Gulliver describes his initial reaction to having numerous Lilliputians walking all over his body. In this scene, Gulliver finds himself a prisoner in Lilliput, a nation of tiny people next to whom he stands a giant. He manages to free one of his hands, so he naturally thinks about harming his captors. Yet he restrains himself by remembering that they have already caused him pain by shooting him with hundreds of tiny arrows and binding him with hundreds of strings. He rationalizes his fear of them by telling himself his self-restraint represents his honor. The standoff between Gulliver and the Lilliputians echoes the uneasy balance of power between a single powerful ruler and his many subjects.

I reflected what a mortification it must prove to me to appear as inconsiderable in this nation as one single Lilliputian would be among us. But this I conceived was to be the least of my misfortunes: for, as human creatures are observed to be more savage and cruel in proportion to their bulk, what could I expect but to be a morsel in the mouth of the first among these enormous barbarians that should happen to seize me?

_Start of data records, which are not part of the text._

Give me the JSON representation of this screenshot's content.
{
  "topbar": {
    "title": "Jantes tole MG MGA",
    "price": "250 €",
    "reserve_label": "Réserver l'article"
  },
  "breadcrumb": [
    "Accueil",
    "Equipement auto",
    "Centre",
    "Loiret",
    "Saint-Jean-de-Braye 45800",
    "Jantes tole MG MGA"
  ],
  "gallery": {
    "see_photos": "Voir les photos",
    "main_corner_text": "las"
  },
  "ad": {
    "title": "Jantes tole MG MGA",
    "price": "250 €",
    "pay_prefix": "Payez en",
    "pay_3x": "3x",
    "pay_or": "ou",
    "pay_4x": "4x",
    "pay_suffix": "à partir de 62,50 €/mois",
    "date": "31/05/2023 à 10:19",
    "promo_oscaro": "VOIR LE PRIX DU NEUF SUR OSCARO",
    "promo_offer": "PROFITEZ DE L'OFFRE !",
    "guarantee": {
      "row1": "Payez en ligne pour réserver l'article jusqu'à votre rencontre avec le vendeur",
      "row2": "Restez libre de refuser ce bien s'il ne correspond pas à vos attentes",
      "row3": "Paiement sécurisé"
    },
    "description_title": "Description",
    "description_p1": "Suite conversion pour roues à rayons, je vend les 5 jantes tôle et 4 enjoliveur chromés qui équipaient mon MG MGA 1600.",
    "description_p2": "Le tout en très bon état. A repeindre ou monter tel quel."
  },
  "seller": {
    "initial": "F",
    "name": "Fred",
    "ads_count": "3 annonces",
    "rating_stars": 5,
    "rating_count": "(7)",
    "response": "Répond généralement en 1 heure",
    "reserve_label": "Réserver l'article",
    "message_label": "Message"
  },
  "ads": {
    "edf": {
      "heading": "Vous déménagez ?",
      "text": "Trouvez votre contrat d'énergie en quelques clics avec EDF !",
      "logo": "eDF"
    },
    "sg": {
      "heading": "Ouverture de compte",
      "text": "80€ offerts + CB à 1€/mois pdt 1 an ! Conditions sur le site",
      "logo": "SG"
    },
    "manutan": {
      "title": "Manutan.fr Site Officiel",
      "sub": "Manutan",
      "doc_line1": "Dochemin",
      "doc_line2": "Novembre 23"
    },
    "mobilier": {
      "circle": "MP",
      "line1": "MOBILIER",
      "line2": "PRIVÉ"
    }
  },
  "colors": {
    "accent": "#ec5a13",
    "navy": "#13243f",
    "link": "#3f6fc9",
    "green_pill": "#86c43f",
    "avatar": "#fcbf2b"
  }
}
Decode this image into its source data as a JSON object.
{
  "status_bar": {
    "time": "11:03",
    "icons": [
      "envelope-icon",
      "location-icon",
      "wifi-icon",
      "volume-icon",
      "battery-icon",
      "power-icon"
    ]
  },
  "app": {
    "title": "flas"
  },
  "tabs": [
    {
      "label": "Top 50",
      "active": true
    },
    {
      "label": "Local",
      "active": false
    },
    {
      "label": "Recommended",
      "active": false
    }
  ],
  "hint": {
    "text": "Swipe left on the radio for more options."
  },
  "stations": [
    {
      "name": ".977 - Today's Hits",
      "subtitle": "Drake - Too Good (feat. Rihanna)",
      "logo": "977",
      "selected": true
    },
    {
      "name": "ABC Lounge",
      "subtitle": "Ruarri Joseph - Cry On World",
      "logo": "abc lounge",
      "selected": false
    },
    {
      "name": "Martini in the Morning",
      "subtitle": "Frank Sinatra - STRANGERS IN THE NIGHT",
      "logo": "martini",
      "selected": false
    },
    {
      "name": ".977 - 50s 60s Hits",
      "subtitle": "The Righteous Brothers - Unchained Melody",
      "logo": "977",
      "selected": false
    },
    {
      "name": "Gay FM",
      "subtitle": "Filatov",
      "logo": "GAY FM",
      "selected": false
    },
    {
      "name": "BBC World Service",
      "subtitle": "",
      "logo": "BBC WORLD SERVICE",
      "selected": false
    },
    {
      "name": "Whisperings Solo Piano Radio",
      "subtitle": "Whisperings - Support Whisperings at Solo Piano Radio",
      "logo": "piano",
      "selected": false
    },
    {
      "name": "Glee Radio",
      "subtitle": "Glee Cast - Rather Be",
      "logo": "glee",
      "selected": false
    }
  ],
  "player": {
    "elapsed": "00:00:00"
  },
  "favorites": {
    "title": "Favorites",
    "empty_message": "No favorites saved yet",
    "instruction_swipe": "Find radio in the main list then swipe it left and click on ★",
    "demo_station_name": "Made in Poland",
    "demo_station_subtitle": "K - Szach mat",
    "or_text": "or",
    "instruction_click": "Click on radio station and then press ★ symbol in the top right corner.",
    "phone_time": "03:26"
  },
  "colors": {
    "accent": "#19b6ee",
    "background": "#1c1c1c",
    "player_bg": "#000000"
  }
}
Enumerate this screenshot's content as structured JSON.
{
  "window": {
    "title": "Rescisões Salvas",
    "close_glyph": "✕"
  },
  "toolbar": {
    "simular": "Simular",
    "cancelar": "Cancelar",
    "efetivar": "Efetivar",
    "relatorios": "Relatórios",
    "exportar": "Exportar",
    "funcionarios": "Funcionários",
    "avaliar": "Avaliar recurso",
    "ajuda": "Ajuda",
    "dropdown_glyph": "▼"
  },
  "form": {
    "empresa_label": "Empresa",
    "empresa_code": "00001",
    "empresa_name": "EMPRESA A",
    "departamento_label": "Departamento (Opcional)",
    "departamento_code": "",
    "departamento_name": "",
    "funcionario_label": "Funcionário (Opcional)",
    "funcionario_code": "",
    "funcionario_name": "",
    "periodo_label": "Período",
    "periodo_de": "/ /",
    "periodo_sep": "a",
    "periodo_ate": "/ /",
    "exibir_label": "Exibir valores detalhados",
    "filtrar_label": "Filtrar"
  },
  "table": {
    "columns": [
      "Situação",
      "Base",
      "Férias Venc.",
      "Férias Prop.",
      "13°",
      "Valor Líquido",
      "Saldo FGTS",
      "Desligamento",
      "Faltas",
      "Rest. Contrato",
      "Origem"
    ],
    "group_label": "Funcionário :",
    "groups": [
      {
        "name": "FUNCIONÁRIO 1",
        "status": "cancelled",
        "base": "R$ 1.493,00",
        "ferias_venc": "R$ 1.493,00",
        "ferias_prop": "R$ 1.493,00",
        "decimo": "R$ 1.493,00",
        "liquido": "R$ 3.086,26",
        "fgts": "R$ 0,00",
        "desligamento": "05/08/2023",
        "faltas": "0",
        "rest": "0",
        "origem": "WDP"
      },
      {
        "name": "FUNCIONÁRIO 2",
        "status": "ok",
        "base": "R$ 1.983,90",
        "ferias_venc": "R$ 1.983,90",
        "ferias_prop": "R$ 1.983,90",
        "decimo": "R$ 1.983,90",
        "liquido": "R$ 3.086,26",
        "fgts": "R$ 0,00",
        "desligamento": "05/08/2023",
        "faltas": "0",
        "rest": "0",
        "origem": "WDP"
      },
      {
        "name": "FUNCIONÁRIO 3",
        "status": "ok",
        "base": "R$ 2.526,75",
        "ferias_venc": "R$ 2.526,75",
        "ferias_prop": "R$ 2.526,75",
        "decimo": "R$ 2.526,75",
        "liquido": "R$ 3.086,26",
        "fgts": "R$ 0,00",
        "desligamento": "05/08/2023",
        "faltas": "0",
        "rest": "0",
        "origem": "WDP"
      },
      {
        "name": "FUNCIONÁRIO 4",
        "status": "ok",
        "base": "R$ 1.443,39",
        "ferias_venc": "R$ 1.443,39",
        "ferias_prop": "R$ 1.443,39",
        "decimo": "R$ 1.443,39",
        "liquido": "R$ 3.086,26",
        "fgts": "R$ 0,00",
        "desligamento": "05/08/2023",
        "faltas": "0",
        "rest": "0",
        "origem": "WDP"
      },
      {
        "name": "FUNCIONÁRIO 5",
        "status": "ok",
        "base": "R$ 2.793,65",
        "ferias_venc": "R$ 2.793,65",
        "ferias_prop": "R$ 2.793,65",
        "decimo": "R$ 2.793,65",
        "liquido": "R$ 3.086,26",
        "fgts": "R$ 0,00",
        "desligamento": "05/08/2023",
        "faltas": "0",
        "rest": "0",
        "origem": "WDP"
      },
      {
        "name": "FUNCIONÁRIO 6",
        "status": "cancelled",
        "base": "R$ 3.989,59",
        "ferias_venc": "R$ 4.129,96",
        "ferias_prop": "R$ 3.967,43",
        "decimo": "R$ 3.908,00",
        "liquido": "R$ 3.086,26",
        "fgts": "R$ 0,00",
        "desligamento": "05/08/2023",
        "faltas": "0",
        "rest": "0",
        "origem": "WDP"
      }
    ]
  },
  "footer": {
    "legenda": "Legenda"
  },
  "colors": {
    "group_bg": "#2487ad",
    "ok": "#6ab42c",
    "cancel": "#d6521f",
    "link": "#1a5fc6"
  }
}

Gulliver reflects on his perilous situation after washing ashore in Brobdingnag and coming across the land’s enormous inhabitants. At first, he bemoans the loss of status his small stature will entail. Then he realizes he should fear for his life. Having learned nothing from his own previous experiences, Gulliver expects the huge barbarians to eat him. Gulliver’s expectations arise from fear and prejudice: He assumes the capacity for cruelty to be proportional to physical size. As he learns more about Brobdingnag, however, Gulliver puts aside his prejudices and recognizes the admirable qualities of the country and government.

And the King, when he is highest provoked, and most determined to press a city to rubbish, orders the island to descend with great gentleness, out of a pretence of tenderness to his people, but indeed for fear of breaking the adamantine bottom; in which case it is the opinion of all their philosophers, that the loadstone could no longer hold it up, and the whole mass would fall to the ground.

Gulliver describes how the rulers on the floating island of Laputa control the land of Balnibarbi, over which they rule. The king possesses the power to crush rebellion by crashing the entire island onto a city, but by doing so he risks destroying the entire island. Thus the king manages an uneasy balance of power. The reader recognizes a similar principle of deterrence used in international relations. A person or government can use threats and attacks to maintain power, but exercising power too harshly risks the rulers’ self-destruction.